In three articles ZEIT tries to link conservative party AfD to the Nazis or neonazis today.
Peter Felser sits in the German parliament Bundestag for conservative party AfD. ZEIT unearthed his past in a “brown” society. Brown is the color Germans associate with the Nazis because of the brown shirts worn by the SA thugs. The “dirt” is some decades old. Peter Felser was twenty and served in the German army Bundeswehr. Thanks for reading.
I’m kidding, but for the left serving in the military is already “brown” enough. Anyway, it gets “worse”.
He also was member of a group called Freibund which translates to Free Band or Free Group – you get the idea, innocuous. The state designates the group, however, as right-wing extremists since 1996. That is decades after the group was founded in 1957. According to ZEIT, it was founded in the image of the Hitler Youth.
Also decades ago, before the 1970s, the group went camping with the Wiking-Jugend (Viking Youth, but a strange grammar). Tents, bonfire, songs. The pure evil. The Wiking-Jugend is outlawed for a reason ZEIT does not reveal. Germans don’t have a sense for human rights like freedom of association. When human rights are violated it is just assumed that the victim really deserved it. Group forbidden. We are not expected to wonder.
In a whiff of honesty the ZEIT article then says that the Freibund did not display “brown” ideology afterwards, I mean, after all the “brown” camping. So when Peter Felser joined, it had already “orientated itself away from National Socialism” (verbatim translation).

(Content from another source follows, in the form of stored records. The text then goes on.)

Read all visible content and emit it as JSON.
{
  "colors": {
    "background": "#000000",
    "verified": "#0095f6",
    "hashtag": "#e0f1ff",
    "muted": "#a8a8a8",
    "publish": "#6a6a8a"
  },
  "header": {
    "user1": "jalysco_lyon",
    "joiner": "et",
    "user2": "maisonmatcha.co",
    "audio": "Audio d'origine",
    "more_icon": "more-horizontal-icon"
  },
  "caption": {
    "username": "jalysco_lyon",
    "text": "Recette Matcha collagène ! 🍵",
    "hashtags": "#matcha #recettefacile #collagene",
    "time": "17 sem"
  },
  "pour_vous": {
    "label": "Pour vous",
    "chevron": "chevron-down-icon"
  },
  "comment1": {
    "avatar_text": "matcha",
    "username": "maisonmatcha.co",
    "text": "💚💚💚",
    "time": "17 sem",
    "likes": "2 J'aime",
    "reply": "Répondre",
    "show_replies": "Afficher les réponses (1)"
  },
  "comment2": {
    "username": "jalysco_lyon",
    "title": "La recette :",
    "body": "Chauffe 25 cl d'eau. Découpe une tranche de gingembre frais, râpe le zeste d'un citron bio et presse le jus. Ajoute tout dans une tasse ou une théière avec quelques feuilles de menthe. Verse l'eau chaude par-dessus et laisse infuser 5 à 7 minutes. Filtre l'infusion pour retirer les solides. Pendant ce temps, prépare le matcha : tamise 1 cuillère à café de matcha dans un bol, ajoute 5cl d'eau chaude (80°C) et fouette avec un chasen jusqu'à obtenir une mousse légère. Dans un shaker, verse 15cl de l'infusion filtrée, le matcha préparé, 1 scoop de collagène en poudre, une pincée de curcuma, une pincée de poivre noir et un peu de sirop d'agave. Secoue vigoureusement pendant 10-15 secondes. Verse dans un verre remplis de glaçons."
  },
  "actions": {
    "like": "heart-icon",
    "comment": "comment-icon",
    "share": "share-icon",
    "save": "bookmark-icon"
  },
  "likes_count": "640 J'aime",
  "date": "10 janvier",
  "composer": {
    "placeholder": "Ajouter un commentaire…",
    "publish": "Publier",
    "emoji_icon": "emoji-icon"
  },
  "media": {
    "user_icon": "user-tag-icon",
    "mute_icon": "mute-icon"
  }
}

But the politician was also a member of the Hochschulgilde Heinrich der Löwe which seems to be something like a Burschenschaft. Felser then founded a marketing agency with the name wk&f-Filmverlag. Among the many respectable clients, the company also produced two videos for the now dissolved party Republikaner.

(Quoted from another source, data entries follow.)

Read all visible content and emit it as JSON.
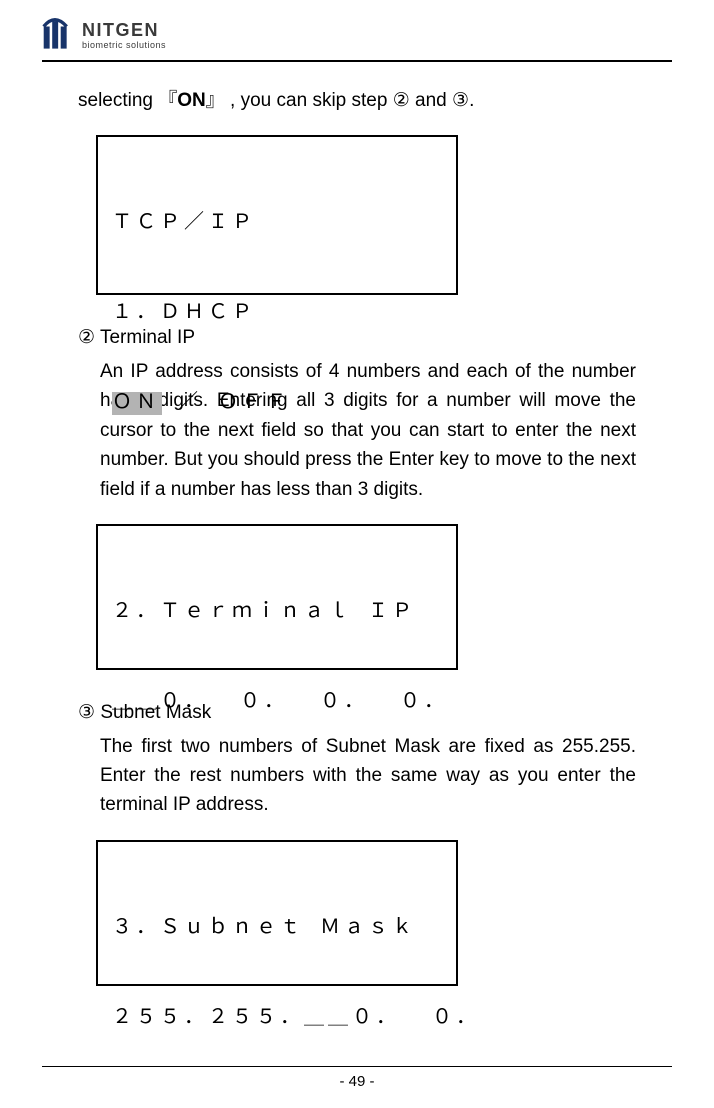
{
  "brand": {
    "name": "NITGEN",
    "tag": "biometric solutions"
  },
  "intro": {
    "pre": "selecting  『",
    "on": "ON",
    "post1": "』 , you can skip step ",
    "circ2": "②",
    "and": " and ",
    "circ3": "③",
    "dot": "."
  },
  "lcd1": {
    "l1": "ＴＣＰ／ＩＰ",
    "l2": "１．ＤＨＣＰ",
    "l3_on": "ＯＮ",
    "l3_rest": " ／ ＯＦＦ"
  },
  "sec2": {
    "num": "②",
    "title": " Terminal IP",
    "body": "An IP address consists of 4 numbers and each of the number has 3 digits. Entering all 3 digits for a number will move the cursor to the next field so that you can start to enter the next number. But you should press the Enter key to move to the next field if a number has less than 3 digits."
  },
  "lcd2": {
    "l1": "２．Ｔｅｒｍｉｎａｌ ＩＰ",
    "l2": "＿＿０．  ０．  ０．  ０．"
  },
  "sec3": {
    "num": "③",
    "title": " Subnet Mask",
    "body": "The first two numbers of Subnet Mask are fixed as 255.255. Enter the rest numbers with the same way as you enter the terminal IP address."
  },
  "lcd3": {
    "l1": "３．Ｓｕｂｎｅｔ Ｍａｓｋ",
    "l2": "２５５．２５５．＿＿０．  ０．"
  },
  "pagenum": "- 49 -"
}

The Republikaner were once founded in the eighties as a mainstream conservative party. Through infiltration by the Verfassungsschutz, a hostile media campaign and poor leadership, the respectable members left the party and the leftovers were at some point a bunch of (often antisemtic) morons. Peter Felser was a member himself, but he also eventually left the snake pit.
To summarize the mud digging and slinging: Peter Felser was a member of some groups that he has left and has no record of unethical behavior.
Another article explains that 70 disco clubs declared not to cooperate with the AfD in any way and that they hate them and blah blah. Slogan: “Reclaim Club Culture against Nazis.” Reclaim against is Germans’ the English do grammar.
But the third article is the best. The author describes a picnic with her kids and another befriended mother with a baby. Her sons start a conversation with two men who carry a ball. She says, “I don’t want my kids to speak to Nazis.” Her friend, not a good citizen, just shrugs, “Nah, they surely are no Nazis.” Red alarm. Red alarm. Never contradict a lefty who has spotted Nazis.
The author described how she ran to her children and told them that they must go now. Picnic over. Nazis. While they pack, one of the men strips off his T-shirt. His back shows a big tattoo of an iron cross. She calls it “Wehrmacht cross”. The iron cross is a military decoration that was once awarded in the wars against the Napolean occupation and is now a symbol of the Bundeswehr. I love the idea of the tattoo. Badass.
The things that originally tipped her off were “military style haircuts” (no skin heads) and cargo trousers.
Anyway, she panicks and leaves the scene. Then she rants about the AfD whatever they have to do with her picnic.